# WORK INSTRUCTIONS
Starting from the first line below, repeat the data exactly through to the last.

*** Opening of INPUT DATA ***

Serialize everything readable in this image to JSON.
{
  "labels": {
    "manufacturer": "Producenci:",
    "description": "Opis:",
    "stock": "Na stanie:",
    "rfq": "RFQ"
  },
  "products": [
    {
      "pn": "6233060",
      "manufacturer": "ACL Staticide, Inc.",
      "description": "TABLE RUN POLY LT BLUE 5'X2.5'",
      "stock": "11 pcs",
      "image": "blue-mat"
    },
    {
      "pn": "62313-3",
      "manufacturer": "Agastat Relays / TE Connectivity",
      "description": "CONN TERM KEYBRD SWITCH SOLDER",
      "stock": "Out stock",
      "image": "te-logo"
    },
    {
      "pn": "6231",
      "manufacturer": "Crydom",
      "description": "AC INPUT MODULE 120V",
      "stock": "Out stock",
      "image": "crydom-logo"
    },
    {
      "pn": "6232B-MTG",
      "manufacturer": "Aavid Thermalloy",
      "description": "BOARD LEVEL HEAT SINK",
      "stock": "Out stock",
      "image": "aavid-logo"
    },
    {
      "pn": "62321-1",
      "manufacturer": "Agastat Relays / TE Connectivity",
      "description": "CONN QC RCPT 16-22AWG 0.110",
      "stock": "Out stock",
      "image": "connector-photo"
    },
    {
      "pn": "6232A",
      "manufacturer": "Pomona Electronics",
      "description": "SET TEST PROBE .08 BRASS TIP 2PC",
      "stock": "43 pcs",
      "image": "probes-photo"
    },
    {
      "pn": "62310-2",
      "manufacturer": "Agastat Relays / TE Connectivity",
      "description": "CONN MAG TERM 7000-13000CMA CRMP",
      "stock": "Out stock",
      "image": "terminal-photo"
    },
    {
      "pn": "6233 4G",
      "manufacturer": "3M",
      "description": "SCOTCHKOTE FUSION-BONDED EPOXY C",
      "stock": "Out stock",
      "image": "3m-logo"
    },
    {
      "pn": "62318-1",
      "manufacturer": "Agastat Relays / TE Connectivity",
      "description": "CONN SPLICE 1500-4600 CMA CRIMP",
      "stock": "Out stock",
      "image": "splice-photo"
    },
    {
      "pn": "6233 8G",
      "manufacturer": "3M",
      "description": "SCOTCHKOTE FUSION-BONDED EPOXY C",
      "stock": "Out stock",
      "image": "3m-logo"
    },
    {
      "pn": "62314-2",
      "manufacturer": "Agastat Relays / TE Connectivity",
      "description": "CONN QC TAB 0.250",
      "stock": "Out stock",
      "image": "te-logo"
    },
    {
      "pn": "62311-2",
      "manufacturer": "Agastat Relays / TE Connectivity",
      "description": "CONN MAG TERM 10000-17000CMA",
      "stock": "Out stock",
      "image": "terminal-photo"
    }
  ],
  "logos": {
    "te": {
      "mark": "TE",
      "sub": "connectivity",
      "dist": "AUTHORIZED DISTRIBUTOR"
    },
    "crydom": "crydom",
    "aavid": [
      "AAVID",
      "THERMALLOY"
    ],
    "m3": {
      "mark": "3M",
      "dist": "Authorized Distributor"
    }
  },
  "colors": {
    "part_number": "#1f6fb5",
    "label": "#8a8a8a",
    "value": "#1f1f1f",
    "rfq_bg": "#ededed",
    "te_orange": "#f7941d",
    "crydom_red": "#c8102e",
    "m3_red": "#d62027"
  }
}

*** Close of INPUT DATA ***

# YOUR RESPONSE
Serialize everything readable in this image to JSON.
{
  "labels": {
    "manufacturer": "Producenci:",
    "description": "Opis:",
    "stock": "Na stanie:",
    "rfq": "RFQ"
  },
  "products": [
    {
      "pn": "6233060",
      "manufacturer": "ACL Staticide, Inc.",
      "description": "TABLE RUN POLY LT BLUE 5'X2.5'",
      "stock": "11 pcs",
      "image": "blue-mat"
    },
    {
      "pn": "62313-3",
      "manufacturer": "Agastat Relays / TE Connectivity",
      "description": "CONN TERM KEYBRD SWITCH SOLDER",
      "stock": "Out stock",
      "image": "te-logo"
    },
    {
      "pn": "6231",
      "manufacturer": "Crydom",
      "description": "AC INPUT MODULE 120V",
      "stock": "Out stock",
      "image": "crydom-logo"
    },
    {
      "pn": "6232B-MTG",
      "manufacturer": "Aavid Thermalloy",
      "description": "BOARD LEVEL HEAT SINK",
      "stock": "Out stock",
      "image": "aavid-logo"
    },
    {
      "pn": "62321-1",
      "manufacturer": "Agastat Relays / TE Connectivity",
      "description": "CONN QC RCPT 16-22AWG 0.110",
      "stock": "Out stock",
      "image": "connector-photo"
    },
    {
      "pn": "6232A",
      "manufacturer": "Pomona Electronics",
      "description": "SET TEST PROBE .08 BRASS TIP 2PC",
      "stock": "43 pcs",
      "image": "probes-photo"
    },
    {
      "pn": "62310-2",
      "manufacturer": "Agastat Relays / TE Connectivity",
      "description": "CONN MAG TERM 7000-13000CMA CRMP",
      "stock": "Out stock",
      "image": "terminal-photo"
    },
    {
      "pn": "6233 4G",
      "manufacturer": "3M",
      "description": "SCOTCHKOTE FUSION-BONDED EPOXY C",
      "stock": "Out stock",
      "image": "3m-logo"
    },
    {
      "pn": "62318-1",
      "manufacturer": "Agastat Relays / TE Connectivity",
      "description": "CONN SPLICE 1500-4600 CMA CRIMP",
      "stock": "Out stock",
      "image": "splice-photo"
    },
    {
      "pn": "6233 8G",
      "manufacturer": "3M",
      "description": "SCOTCHKOTE FUSION-BONDED EPOXY C",
      "stock": "Out stock",
      "image": "3m-logo"
    },
    {
      "pn": "62314-2",
      "manufacturer": "Agastat Relays / TE Connectivity",
      "description": "CONN QC TAB 0.250",
      "stock": "Out stock",
      "image": "te-logo"
    },
    {
      "pn": "62311-2",
      "manufacturer": "Agastat Relays / TE Connectivity",
      "description": "CONN MAG TERM 10000-17000CMA",
      "stock": "Out stock",
      "image": "terminal-photo"
    }
  ],
  "logos": {
    "te": {
      "mark": "TE",
      "sub": "connectivity",
      "dist": "AUTHORIZED DISTRIBUTOR"
    },
    "crydom": "crydom",
    "aavid": [
      "AAVID",
      "THERMALLOY"
    ],
    "m3": {
      "mark": "3M",
      "dist": "Authorized Distributor"
    }
  },
  "colors": {
    "part_number": "#1f6fb5",
    "label": "#8a8a8a",
    "value": "#1f1f1f",
    "rfq_bg": "#ededed",
    "te_orange": "#f7941d",
    "crydom_red": "#c8102e",
    "m3_red": "#d62027"
  }
}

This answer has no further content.